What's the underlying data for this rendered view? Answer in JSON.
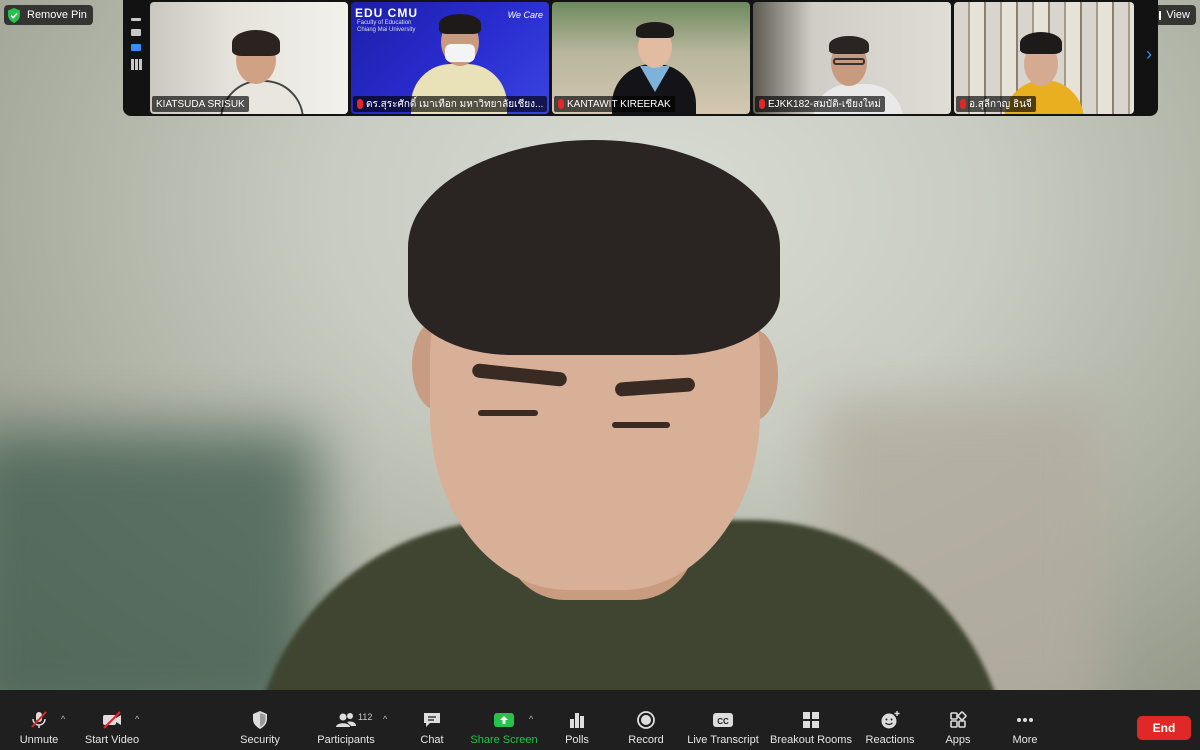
{
  "pin": {
    "label": "Remove Pin"
  },
  "view": {
    "label": "View"
  },
  "gallery": {
    "tiles": [
      {
        "name": "KIATSUDA SRISUK",
        "muted": false
      },
      {
        "name": "ดร.สุระศักดิ์ เมาเทือก มหาวิทยาลัยเชียง...",
        "muted": true,
        "logo": "EDU CMU",
        "logo_sub1": "Faculty of Education",
        "logo_sub2": "Chiang Mai University",
        "logo_right": "We Care"
      },
      {
        "name": "KANTAWIT KIREERAK",
        "muted": true
      },
      {
        "name": "EJKK182-สมบัติ-เชียงใหม่",
        "muted": true
      },
      {
        "name": "อ.สุลีกาญ ธินจี",
        "muted": true
      }
    ]
  },
  "toolbar": {
    "unmute": "Unmute",
    "start_video": "Start Video",
    "security": "Security",
    "participants": "Participants",
    "participants_count": "112",
    "chat": "Chat",
    "share_screen": "Share Screen",
    "polls": "Polls",
    "record": "Record",
    "live_transcript": "Live Transcript",
    "breakout_rooms": "Breakout Rooms",
    "reactions": "Reactions",
    "apps": "Apps",
    "more": "More",
    "end": "End"
  },
  "colors": {
    "accent_green": "#27c24c",
    "end_red": "#e02828",
    "pin_blue": "#3a8cf2"
  }
}
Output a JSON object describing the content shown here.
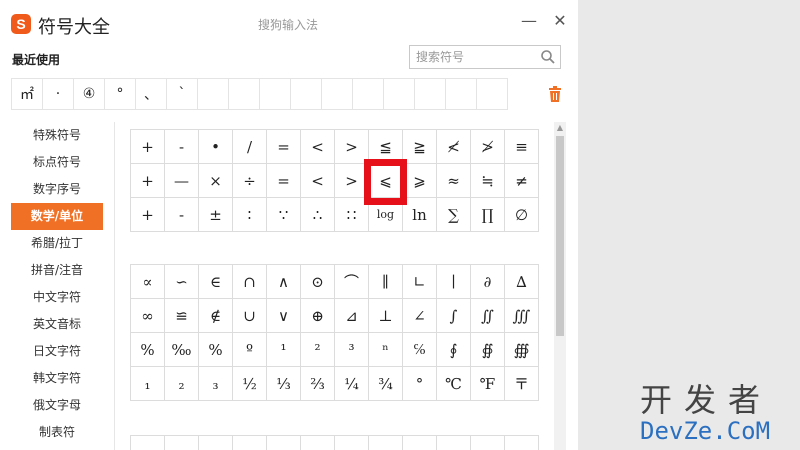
{
  "titlebar": {
    "app_name": "符号大全",
    "center_title": "搜狗输入法",
    "logo_letter": "S",
    "minimize_label": "—",
    "close_label": "✕"
  },
  "recent": {
    "label": "最近使用",
    "items": [
      "㎡",
      "·",
      "④",
      "°",
      "、",
      "`",
      "",
      "",
      "",
      "",
      "",
      "",
      "",
      "",
      "",
      ""
    ]
  },
  "search": {
    "placeholder": "搜索符号"
  },
  "sidebar": {
    "items": [
      {
        "label": "特殊符号"
      },
      {
        "label": "标点符号"
      },
      {
        "label": "数字序号"
      },
      {
        "label": "数学/单位",
        "active": true
      },
      {
        "label": "希腊/拉丁"
      },
      {
        "label": "拼音/注音"
      },
      {
        "label": "中文字符"
      },
      {
        "label": "英文音标"
      },
      {
        "label": "日文字符"
      },
      {
        "label": "韩文字符"
      },
      {
        "label": "俄文字母"
      },
      {
        "label": "制表符"
      }
    ]
  },
  "grid1": [
    "+",
    "-",
    "•",
    "/",
    "=",
    "<",
    ">",
    "≦",
    "≧",
    "≮",
    "≯",
    "≡",
    "+",
    "—",
    "×",
    "÷",
    "=",
    "<",
    ">",
    "⩽",
    "⩾",
    "≈",
    "≒",
    "≠",
    "+",
    "-",
    "±",
    "∶",
    "∵",
    "∴",
    "∷",
    "log",
    "ln",
    "∑",
    "∏",
    "∅"
  ],
  "grid2": [
    "∝",
    "∽",
    "∈",
    "∩",
    "∧",
    "⊙",
    "⌒",
    "∥",
    "∟",
    "∣",
    "∂",
    "∆",
    "∞",
    "≌",
    "∉",
    "∪",
    "∨",
    "⊕",
    "⊿",
    "⊥",
    "∠",
    "∫",
    "∬",
    "∭",
    "%",
    "‰",
    "%",
    "º",
    "¹",
    "²",
    "³",
    "ⁿ",
    "℅",
    "∮",
    "∯",
    "∰",
    "₁",
    "₂",
    "₃",
    "½",
    "⅓",
    "⅔",
    "¼",
    "¾",
    "°",
    "℃",
    "℉",
    "〒"
  ],
  "grid3": [
    "",
    "",
    "",
    "",
    "",
    "",
    "",
    "",
    "",
    "",
    "",
    ""
  ],
  "watermark": {
    "top": "开发者",
    "bottom": "DevZe.CoM"
  },
  "colors": {
    "accent": "#f07126",
    "highlight": "#e6101b",
    "logo": "#f05a1a"
  }
}
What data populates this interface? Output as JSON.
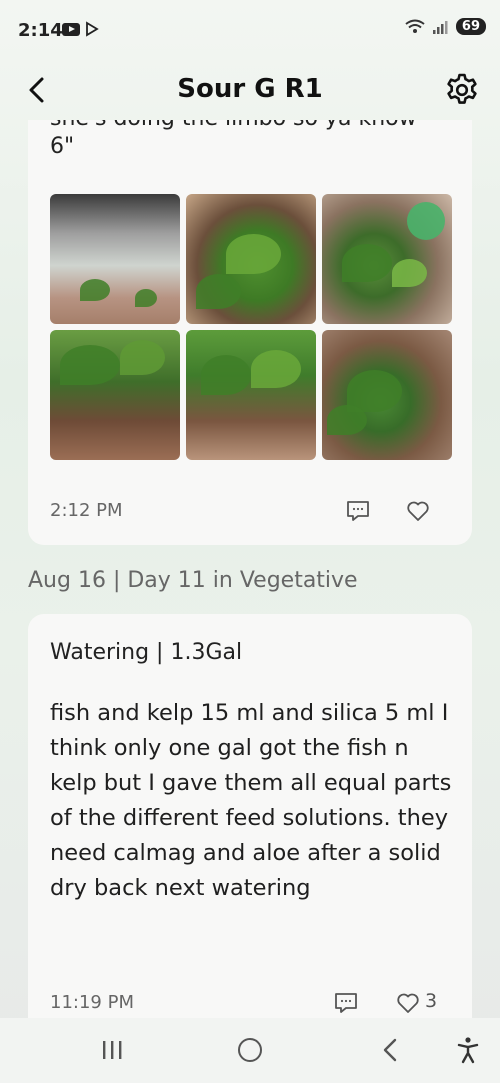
{
  "status_bar": {
    "time": "2:14",
    "battery": "69",
    "icons": [
      "youtube-icon",
      "play-store-icon",
      "wifi-icon",
      "signal-icon",
      "battery-icon"
    ]
  },
  "header": {
    "title": "Sour G R1",
    "back_icon": "chevron-left-icon",
    "settings_icon": "gear-icon"
  },
  "entries": [
    {
      "clipped_text_line1": "she's doing the limbo so ya know",
      "clipped_text_line2": "6\"",
      "photos": [
        "plant-photo-1",
        "plant-photo-2",
        "plant-photo-3",
        "plant-photo-4",
        "plant-photo-5",
        "plant-photo-6"
      ],
      "time": "2:12 PM",
      "likes": ""
    },
    {
      "date_label": "Aug 16 | Day 11 in Vegetative",
      "title": "Watering | 1.3Gal",
      "body": "fish and kelp 15 ml and silica 5 ml I think only one gal got the fish n kelp but I gave them all equal parts of the different feed solutions. they need calmag and aloe after a solid dry back next watering",
      "time": "11:19 PM",
      "likes": "3"
    }
  ],
  "nav": {
    "icons": [
      "recents-icon",
      "home-icon",
      "back-icon",
      "accessibility-icon"
    ]
  }
}
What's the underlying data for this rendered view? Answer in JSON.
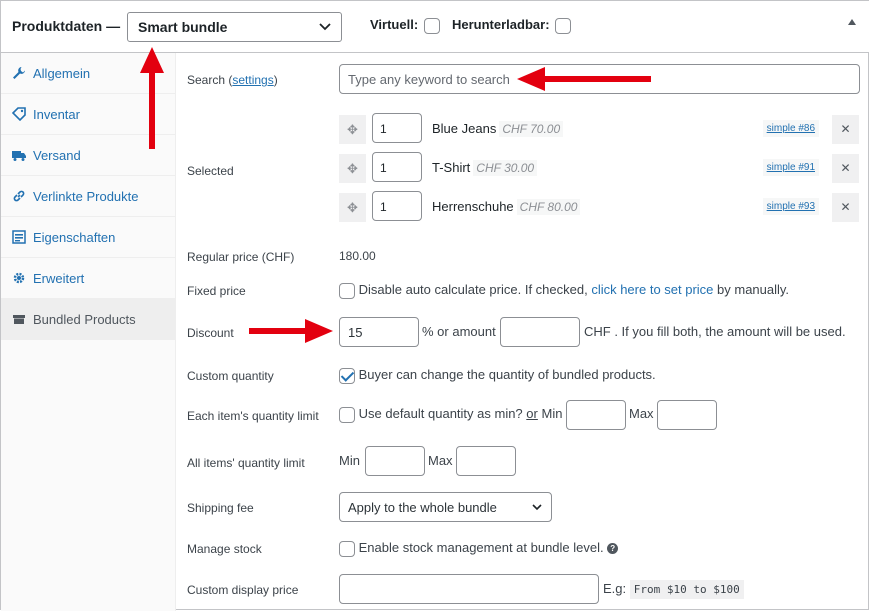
{
  "header": {
    "title": "Produktdaten —",
    "product_type": "Smart bundle",
    "virtual_label": "Virtuell:",
    "downloadable_label": "Herunterladbar:"
  },
  "sidebar": {
    "items": [
      {
        "label": "Allgemein",
        "icon": "wrench-icon"
      },
      {
        "label": "Inventar",
        "icon": "tag-icon"
      },
      {
        "label": "Versand",
        "icon": "truck-icon"
      },
      {
        "label": "Verlinkte Produkte",
        "icon": "link-icon"
      },
      {
        "label": "Eigenschaften",
        "icon": "list-icon"
      },
      {
        "label": "Erweitert",
        "icon": "gear-icon"
      },
      {
        "label": "Bundled Products",
        "icon": "box-icon"
      }
    ]
  },
  "search": {
    "label": "Search (",
    "settings_link": "settings",
    "label_end": ")",
    "placeholder": "Type any keyword to search"
  },
  "selected": {
    "label": "Selected",
    "items": [
      {
        "qty": "1",
        "name": "Blue Jeans",
        "price": "CHF 70.00",
        "link": "simple #86"
      },
      {
        "qty": "1",
        "name": "T-Shirt",
        "price": "CHF 30.00",
        "link": "simple #91"
      },
      {
        "qty": "1",
        "name": "Herrenschuhe",
        "price": "CHF 80.00",
        "link": "simple #93"
      }
    ]
  },
  "regular_price": {
    "label": "Regular price (CHF)",
    "value": "180.00"
  },
  "fixed_price": {
    "label": "Fixed price",
    "text_before": "Disable auto calculate price. If checked, ",
    "link": "click here to set price",
    "text_after": " by manually."
  },
  "discount": {
    "label": "Discount",
    "percent_value": "15",
    "mid_text": "% or amount",
    "amount_value": "",
    "end_text": "CHF . If you fill both, the amount will be used."
  },
  "custom_quantity": {
    "label": "Custom quantity",
    "text": "Buyer can change the quantity of bundled products.",
    "checked": true
  },
  "each_limit": {
    "label": "Each item's quantity limit",
    "text": "Use default quantity as min?",
    "or": "or",
    "min_label": "Min",
    "max_label": "Max"
  },
  "all_limit": {
    "label": "All items' quantity limit",
    "min_label": "Min",
    "max_label": "Max"
  },
  "shipping_fee": {
    "label": "Shipping fee",
    "value": "Apply to the whole bundle"
  },
  "manage_stock": {
    "label": "Manage stock",
    "text": "Enable stock management at bundle level."
  },
  "custom_display_price": {
    "label": "Custom display price",
    "eg": "E.g:",
    "example": "From $10 to $100"
  },
  "colors": {
    "accent": "#2271b1",
    "annotation_arrow": "#e3000f"
  }
}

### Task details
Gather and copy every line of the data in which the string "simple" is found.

### Exercise result
        "link": "simple #86"
        "link": "simple #91"
        "link": "simple #93"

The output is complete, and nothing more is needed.